One year after its $2.4 billion offering, the largest ever in India at the time, the company, whose founder compared its difficulties to those faced by Tesla Inc. shortly after the listing, has seen its shares lose 75% of its market value. Since Spain’s Bankia SA’s 82% loss in 2012, the decline is the sharpest first-year slide internationally among IPOs that raised at least the same amount, according to data compiled by Bloomberg.
Paytm debuted at a time when India’s IPO market was infatuated with computer businesses, but its dismal first anniversary highlights a loss of faith in its capacity to turn a profit. It is one of many businesses that listed with valuations that many people believed to be inflated.
This week, the stock’s losses widened as worries about the emergence of a possible rival owned by India’s largest conglomerate increased. As a lock-up period included in the IPO expired last week, Japan’s SoftBank Group Corp. sold shares it had in Paytm, causing a three-day decline.
With the 30% decrease in November, the decline from the IPO price of 2,150 rupees is now 79%.
As a result of investors avoiding losing companies in a deteriorating macroeconomic climate, tech equities have fallen across the board. This week, a note was published by analysts at JM Financial Ltd. led by Sachin Dixit.
“This feedback has been well received by company managements and we are seeing all Indian internet companies not just prioritizing profitability but also communicating the path forward explicitly,” they wrote.

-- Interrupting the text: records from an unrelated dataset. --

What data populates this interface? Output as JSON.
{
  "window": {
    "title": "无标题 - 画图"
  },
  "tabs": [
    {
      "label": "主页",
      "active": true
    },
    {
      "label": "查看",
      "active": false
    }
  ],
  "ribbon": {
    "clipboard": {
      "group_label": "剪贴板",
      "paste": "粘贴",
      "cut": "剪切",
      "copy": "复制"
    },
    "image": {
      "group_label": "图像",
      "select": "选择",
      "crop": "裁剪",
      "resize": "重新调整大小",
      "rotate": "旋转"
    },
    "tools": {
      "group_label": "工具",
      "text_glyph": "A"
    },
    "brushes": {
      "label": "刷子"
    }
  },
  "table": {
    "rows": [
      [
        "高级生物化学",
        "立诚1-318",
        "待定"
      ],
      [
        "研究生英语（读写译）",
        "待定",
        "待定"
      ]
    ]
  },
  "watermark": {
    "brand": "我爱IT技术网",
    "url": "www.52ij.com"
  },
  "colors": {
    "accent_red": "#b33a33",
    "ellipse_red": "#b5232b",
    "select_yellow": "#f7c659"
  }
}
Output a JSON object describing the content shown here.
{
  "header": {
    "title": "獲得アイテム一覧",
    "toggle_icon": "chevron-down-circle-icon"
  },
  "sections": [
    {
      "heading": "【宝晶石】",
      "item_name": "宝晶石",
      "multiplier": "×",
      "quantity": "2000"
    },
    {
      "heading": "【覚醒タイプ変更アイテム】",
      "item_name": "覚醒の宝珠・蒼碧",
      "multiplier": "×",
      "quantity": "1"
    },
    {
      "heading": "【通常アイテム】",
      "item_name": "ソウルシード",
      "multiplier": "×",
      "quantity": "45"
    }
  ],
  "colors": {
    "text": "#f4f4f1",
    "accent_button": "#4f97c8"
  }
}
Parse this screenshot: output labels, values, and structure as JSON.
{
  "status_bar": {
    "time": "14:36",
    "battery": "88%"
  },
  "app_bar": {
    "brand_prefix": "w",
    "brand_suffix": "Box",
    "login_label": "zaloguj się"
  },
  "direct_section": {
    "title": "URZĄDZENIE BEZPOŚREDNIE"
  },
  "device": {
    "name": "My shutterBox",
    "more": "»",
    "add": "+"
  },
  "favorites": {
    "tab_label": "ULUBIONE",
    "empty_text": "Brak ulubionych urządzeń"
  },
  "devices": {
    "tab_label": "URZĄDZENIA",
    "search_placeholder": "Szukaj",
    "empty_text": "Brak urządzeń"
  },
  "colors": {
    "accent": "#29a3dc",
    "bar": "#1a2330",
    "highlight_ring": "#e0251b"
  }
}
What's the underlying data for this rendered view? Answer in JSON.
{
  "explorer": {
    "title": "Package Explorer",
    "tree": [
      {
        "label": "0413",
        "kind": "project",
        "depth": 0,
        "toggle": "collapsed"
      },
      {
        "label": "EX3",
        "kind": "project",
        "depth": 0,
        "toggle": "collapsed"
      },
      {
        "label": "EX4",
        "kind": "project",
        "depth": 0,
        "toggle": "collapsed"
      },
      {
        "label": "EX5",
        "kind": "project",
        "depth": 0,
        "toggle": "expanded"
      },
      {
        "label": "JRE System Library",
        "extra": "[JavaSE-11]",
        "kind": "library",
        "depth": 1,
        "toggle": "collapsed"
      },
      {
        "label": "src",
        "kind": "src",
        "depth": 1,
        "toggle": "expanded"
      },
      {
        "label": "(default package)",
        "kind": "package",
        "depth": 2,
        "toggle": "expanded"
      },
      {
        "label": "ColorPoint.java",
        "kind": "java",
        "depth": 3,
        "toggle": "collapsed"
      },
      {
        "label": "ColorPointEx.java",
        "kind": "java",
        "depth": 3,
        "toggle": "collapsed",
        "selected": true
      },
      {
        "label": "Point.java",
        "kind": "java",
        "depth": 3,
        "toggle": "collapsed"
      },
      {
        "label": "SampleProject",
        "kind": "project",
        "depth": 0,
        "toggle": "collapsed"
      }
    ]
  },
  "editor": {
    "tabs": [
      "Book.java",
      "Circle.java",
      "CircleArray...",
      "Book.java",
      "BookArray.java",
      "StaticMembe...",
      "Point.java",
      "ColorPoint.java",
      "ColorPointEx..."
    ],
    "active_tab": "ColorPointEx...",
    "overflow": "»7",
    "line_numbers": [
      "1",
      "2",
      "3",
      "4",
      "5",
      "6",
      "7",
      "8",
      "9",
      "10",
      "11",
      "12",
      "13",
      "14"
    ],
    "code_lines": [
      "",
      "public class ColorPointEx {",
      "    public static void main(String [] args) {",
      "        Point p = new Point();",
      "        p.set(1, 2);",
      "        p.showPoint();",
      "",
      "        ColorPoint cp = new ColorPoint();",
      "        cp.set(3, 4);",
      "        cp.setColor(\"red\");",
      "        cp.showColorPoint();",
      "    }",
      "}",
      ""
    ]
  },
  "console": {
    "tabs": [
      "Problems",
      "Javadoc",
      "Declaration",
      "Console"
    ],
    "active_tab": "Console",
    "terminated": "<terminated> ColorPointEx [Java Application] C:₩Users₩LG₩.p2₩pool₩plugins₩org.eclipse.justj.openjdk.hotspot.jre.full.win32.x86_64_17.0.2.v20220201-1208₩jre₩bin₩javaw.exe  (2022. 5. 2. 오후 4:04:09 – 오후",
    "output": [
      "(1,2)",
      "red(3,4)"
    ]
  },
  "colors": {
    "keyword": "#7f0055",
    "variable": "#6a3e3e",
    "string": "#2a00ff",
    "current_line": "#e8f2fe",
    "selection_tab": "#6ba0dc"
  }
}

Although they never traded beyond the listing price, Paytm shares were offered at the top of a marketed range following an offering that generated significant interest from investors and funds. Traditional international stock pickers like BlackRock Inc. and the Canada Pension Plan Investment Board were drawn to the transaction.
“In every rally, the market as a whole gets too excited about something,” said Shridatta Bhandwaldar, head of equities at Canara Robeco Asset Management. “In 2006-2008, we got too excited about construction companies and capital goods companies. In 2013-2014, we got too excited about midcaps. In 2017-2019 we got extremely excited about non-banking financial companies and in 2020-2022 people were just too excited about technology.”
“Some of these companies have good business models,” he said, adding that “still, you feel there is not enough margin of safety because these are evolving businesses.”